(Records excerpted from a collection)
____________________
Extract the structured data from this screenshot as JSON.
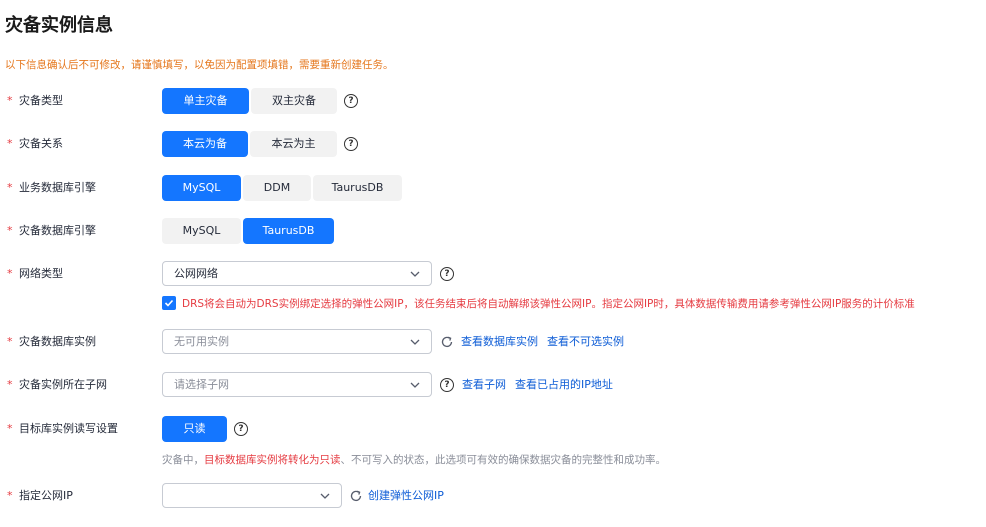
{
  "page": {
    "title": "灾备实例信息",
    "notice": "以下信息确认后不可修改，请谨慎填写，以免因为配置项填错，需要重新创建任务。"
  },
  "fields": {
    "dr_type": {
      "label": "灾备类型",
      "options": [
        "单主灾备",
        "双主灾备"
      ],
      "selected": "单主灾备"
    },
    "dr_relation": {
      "label": "灾备关系",
      "options": [
        "本云为备",
        "本云为主"
      ],
      "selected": "本云为备"
    },
    "biz_engine": {
      "label": "业务数据库引擎",
      "options": [
        "MySQL",
        "DDM",
        "TaurusDB"
      ],
      "selected": "MySQL"
    },
    "dr_engine": {
      "label": "灾备数据库引擎",
      "options": [
        "MySQL",
        "TaurusDB"
      ],
      "selected": "TaurusDB"
    },
    "network": {
      "label": "网络类型",
      "value": "公网网络",
      "checkbox_text": "DRS将会自动为DRS实例绑定选择的弹性公网IP，该任务结束后将自动解绑该弹性公网IP。指定公网IP时，具体数据传输费用请参考弹性公网IP服务的计价标准",
      "checked": true
    },
    "dr_instance": {
      "label": "灾备数据库实例",
      "placeholder": "无可用实例",
      "links": [
        "查看数据库实例",
        "查看不可选实例"
      ]
    },
    "subnet": {
      "label": "灾备实例所在子网",
      "placeholder": "请选择子网",
      "links": [
        "查看子网",
        "查看已占用的IP地址"
      ]
    },
    "rw_setting": {
      "label": "目标库实例读写设置",
      "button": "只读",
      "hint_prefix": "灾备中，",
      "hint_red": "目标数据库实例将转化为只读",
      "hint_suffix": "、不可写入的状态，此选项可有效的确保数据灾备的完整性和成功率。"
    },
    "public_ip": {
      "label": "指定公网IP",
      "value": "",
      "link": "创建弹性公网IP"
    }
  },
  "required_mark": "*",
  "colors": {
    "primary": "#1476ff",
    "required": "#e53a40",
    "notice": "#e5761b",
    "link": "#0d5cd6"
  }
}
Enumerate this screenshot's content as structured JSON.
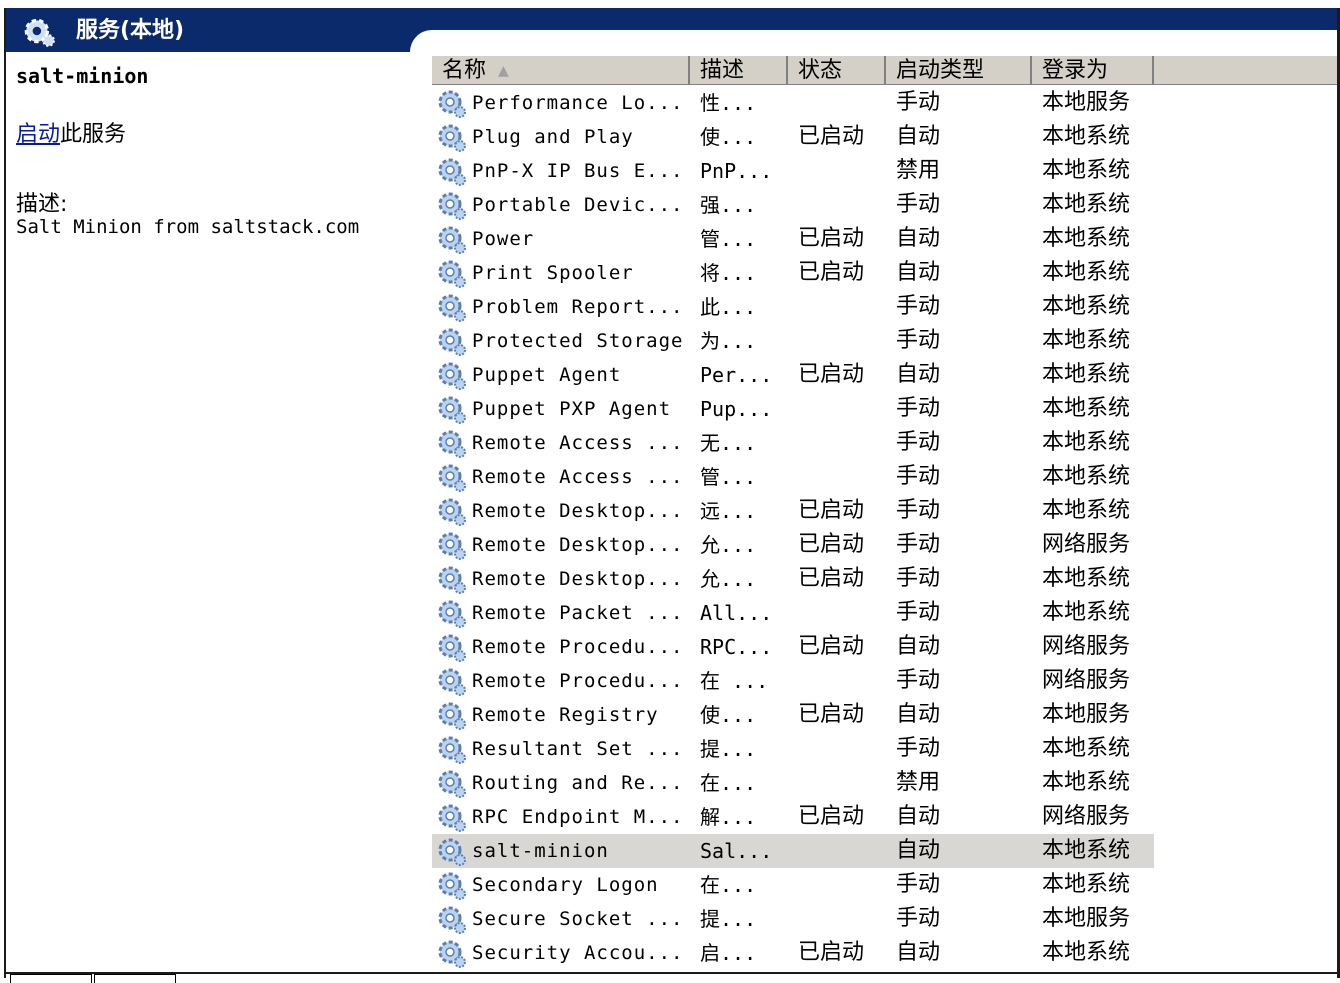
{
  "window": {
    "title": "服务(本地)",
    "icon": "gear-icon"
  },
  "left_pane": {
    "service_name": "salt-minion",
    "start_link": "启动",
    "start_suffix": "此服务",
    "desc_label": "描述:",
    "desc_text": "Salt Minion from saltstack.com"
  },
  "columns": {
    "name": "名称",
    "desc": "描述",
    "status": "状态",
    "startup": "启动类型",
    "logon": "登录为"
  },
  "rows": [
    {
      "name": "Performance Lo...",
      "desc": "性...",
      "status": "",
      "startup": "手动",
      "logon": "本地服务"
    },
    {
      "name": "Plug and Play",
      "desc": "使...",
      "status": "已启动",
      "startup": "自动",
      "logon": "本地系统"
    },
    {
      "name": "PnP-X IP Bus E...",
      "desc": "PnP...",
      "status": "",
      "startup": "禁用",
      "logon": "本地系统"
    },
    {
      "name": "Portable Devic...",
      "desc": "强...",
      "status": "",
      "startup": "手动",
      "logon": "本地系统"
    },
    {
      "name": "Power",
      "desc": "管...",
      "status": "已启动",
      "startup": "自动",
      "logon": "本地系统"
    },
    {
      "name": "Print Spooler",
      "desc": "将...",
      "status": "已启动",
      "startup": "自动",
      "logon": "本地系统"
    },
    {
      "name": "Problem Report...",
      "desc": "此...",
      "status": "",
      "startup": "手动",
      "logon": "本地系统"
    },
    {
      "name": "Protected Storage",
      "desc": "为...",
      "status": "",
      "startup": "手动",
      "logon": "本地系统"
    },
    {
      "name": "Puppet Agent",
      "desc": "Per...",
      "status": "已启动",
      "startup": "自动",
      "logon": "本地系统"
    },
    {
      "name": "Puppet PXP Agent",
      "desc": "Pup...",
      "status": "",
      "startup": "手动",
      "logon": "本地系统"
    },
    {
      "name": "Remote Access ...",
      "desc": "无...",
      "status": "",
      "startup": "手动",
      "logon": "本地系统"
    },
    {
      "name": "Remote Access ...",
      "desc": "管...",
      "status": "",
      "startup": "手动",
      "logon": "本地系统"
    },
    {
      "name": "Remote Desktop...",
      "desc": "远...",
      "status": "已启动",
      "startup": "手动",
      "logon": "本地系统"
    },
    {
      "name": "Remote Desktop...",
      "desc": "允...",
      "status": "已启动",
      "startup": "手动",
      "logon": "网络服务"
    },
    {
      "name": "Remote Desktop...",
      "desc": "允...",
      "status": "已启动",
      "startup": "手动",
      "logon": "本地系统"
    },
    {
      "name": "Remote Packet ...",
      "desc": "All...",
      "status": "",
      "startup": "手动",
      "logon": "本地系统"
    },
    {
      "name": "Remote Procedu...",
      "desc": "RPC...",
      "status": "已启动",
      "startup": "自动",
      "logon": "网络服务"
    },
    {
      "name": "Remote Procedu...",
      "desc": "在 ...",
      "status": "",
      "startup": "手动",
      "logon": "网络服务"
    },
    {
      "name": "Remote Registry",
      "desc": "使...",
      "status": "已启动",
      "startup": "自动",
      "logon": "本地服务"
    },
    {
      "name": "Resultant Set ...",
      "desc": "提...",
      "status": "",
      "startup": "手动",
      "logon": "本地系统"
    },
    {
      "name": "Routing and Re...",
      "desc": "在...",
      "status": "",
      "startup": "禁用",
      "logon": "本地系统"
    },
    {
      "name": "RPC Endpoint M...",
      "desc": "解...",
      "status": "已启动",
      "startup": "自动",
      "logon": "网络服务"
    },
    {
      "name": "salt-minion",
      "desc": "Sal...",
      "status": "",
      "startup": "自动",
      "logon": "本地系统",
      "selected": true
    },
    {
      "name": "Secondary Logon",
      "desc": "在...",
      "status": "",
      "startup": "手动",
      "logon": "本地系统"
    },
    {
      "name": "Secure Socket ...",
      "desc": "提...",
      "status": "",
      "startup": "手动",
      "logon": "本地服务"
    },
    {
      "name": "Security Accou...",
      "desc": "启...",
      "status": "已启动",
      "startup": "自动",
      "logon": "本地系统"
    }
  ]
}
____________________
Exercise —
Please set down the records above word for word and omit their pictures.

Exercise result —
Extract the structured data from this screenshot as JSON.
{
  "page": {
    "title": "灾备实例信息",
    "notice": "以下信息确认后不可修改，请谨慎填写，以免因为配置项填错，需要重新创建任务。"
  },
  "fields": {
    "dr_type": {
      "label": "灾备类型",
      "options": [
        "单主灾备",
        "双主灾备"
      ],
      "selected": "单主灾备"
    },
    "dr_relation": {
      "label": "灾备关系",
      "options": [
        "本云为备",
        "本云为主"
      ],
      "selected": "本云为备"
    },
    "biz_engine": {
      "label": "业务数据库引擎",
      "options": [
        "MySQL",
        "DDM",
        "TaurusDB"
      ],
      "selected": "MySQL"
    },
    "dr_engine": {
      "label": "灾备数据库引擎",
      "options": [
        "MySQL",
        "TaurusDB"
      ],
      "selected": "TaurusDB"
    },
    "network": {
      "label": "网络类型",
      "value": "公网网络",
      "checkbox_text": "DRS将会自动为DRS实例绑定选择的弹性公网IP，该任务结束后将自动解绑该弹性公网IP。指定公网IP时，具体数据传输费用请参考弹性公网IP服务的计价标准",
      "checked": true
    },
    "dr_instance": {
      "label": "灾备数据库实例",
      "placeholder": "无可用实例",
      "links": [
        "查看数据库实例",
        "查看不可选实例"
      ]
    },
    "subnet": {
      "label": "灾备实例所在子网",
      "placeholder": "请选择子网",
      "links": [
        "查看子网",
        "查看已占用的IP地址"
      ]
    },
    "rw_setting": {
      "label": "目标库实例读写设置",
      "button": "只读",
      "hint_prefix": "灾备中，",
      "hint_red": "目标数据库实例将转化为只读",
      "hint_suffix": "、不可写入的状态，此选项可有效的确保数据灾备的完整性和成功率。"
    },
    "public_ip": {
      "label": "指定公网IP",
      "value": "",
      "link": "创建弹性公网IP"
    }
  },
  "required_mark": "*",
  "colors": {
    "primary": "#1476ff",
    "required": "#e53a40",
    "notice": "#e5761b",
    "link": "#0d5cd6"
  }
}
Enumerate this screenshot's content as structured JSON.
{
  "window": {
    "title": "服务(本地)",
    "icon": "gear-icon"
  },
  "left_pane": {
    "service_name": "salt-minion",
    "start_link": "启动",
    "start_suffix": "此服务",
    "desc_label": "描述:",
    "desc_text": "Salt Minion from saltstack.com"
  },
  "columns": {
    "name": "名称",
    "desc": "描述",
    "status": "状态",
    "startup": "启动类型",
    "logon": "登录为"
  },
  "rows": [
    {
      "name": "Performance Lo...",
      "desc": "性...",
      "status": "",
      "startup": "手动",
      "logon": "本地服务"
    },
    {
      "name": "Plug and Play",
      "desc": "使...",
      "status": "已启动",
      "startup": "自动",
      "logon": "本地系统"
    },
    {
      "name": "PnP-X IP Bus E...",
      "desc": "PnP...",
      "status": "",
      "startup": "禁用",
      "logon": "本地系统"
    },
    {
      "name": "Portable Devic...",
      "desc": "强...",
      "status": "",
      "startup": "手动",
      "logon": "本地系统"
    },
    {
      "name": "Power",
      "desc": "管...",
      "status": "已启动",
      "startup": "自动",
      "logon": "本地系统"
    },
    {
      "name": "Print Spooler",
      "desc": "将...",
      "status": "已启动",
      "startup": "自动",
      "logon": "本地系统"
    },
    {
      "name": "Problem Report...",
      "desc": "此...",
      "status": "",
      "startup": "手动",
      "logon": "本地系统"
    },
    {
      "name": "Protected Storage",
      "desc": "为...",
      "status": "",
      "startup": "手动",
      "logon": "本地系统"
    },
    {
      "name": "Puppet Agent",
      "desc": "Per...",
      "status": "已启动",
      "startup": "自动",
      "logon": "本地系统"
    },
    {
      "name": "Puppet PXP Agent",
      "desc": "Pup...",
      "status": "",
      "startup": "手动",
      "logon": "本地系统"
    },
    {
      "name": "Remote Access ...",
      "desc": "无...",
      "status": "",
      "startup": "手动",
      "logon": "本地系统"
    },
    {
      "name": "Remote Access ...",
      "desc": "管...",
      "status": "",
      "startup": "手动",
      "logon": "本地系统"
    },
    {
      "name": "Remote Desktop...",
      "desc": "远...",
      "status": "已启动",
      "startup": "手动",
      "logon": "本地系统"
    },
    {
      "name": "Remote Desktop...",
      "desc": "允...",
      "status": "已启动",
      "startup": "手动",
      "logon": "网络服务"
    },
    {
      "name": "Remote Desktop...",
      "desc": "允...",
      "status": "已启动",
      "startup": "手动",
      "logon": "本地系统"
    },
    {
      "name": "Remote Packet ...",
      "desc": "All...",
      "status": "",
      "startup": "手动",
      "logon": "本地系统"
    },
    {
      "name": "Remote Procedu...",
      "desc": "RPC...",
      "status": "已启动",
      "startup": "自动",
      "logon": "网络服务"
    },
    {
      "name": "Remote Procedu...",
      "desc": "在 ...",
      "status": "",
      "startup": "手动",
      "logon": "网络服务"
    },
    {
      "name": "Remote Registry",
      "desc": "使...",
      "status": "已启动",
      "startup": "自动",
      "logon": "本地服务"
    },
    {
      "name": "Resultant Set ...",
      "desc": "提...",
      "status": "",
      "startup": "手动",
      "logon": "本地系统"
    },
    {
      "name": "Routing and Re...",
      "desc": "在...",
      "status": "",
      "startup": "禁用",
      "logon": "本地系统"
    },
    {
      "name": "RPC Endpoint M...",
      "desc": "解...",
      "status": "已启动",
      "startup": "自动",
      "logon": "网络服务"
    },
    {
      "name": "salt-minion",
      "desc": "Sal...",
      "status": "",
      "startup": "自动",
      "logon": "本地系统",
      "selected": true
    },
    {
      "name": "Secondary Logon",
      "desc": "在...",
      "status": "",
      "startup": "手动",
      "logon": "本地系统"
    },
    {
      "name": "Secure Socket ...",
      "desc": "提...",
      "status": "",
      "startup": "手动",
      "logon": "本地服务"
    },
    {
      "name": "Security Accou...",
      "desc": "启...",
      "status": "已启动",
      "startup": "自动",
      "logon": "本地系统"
    }
  ]
}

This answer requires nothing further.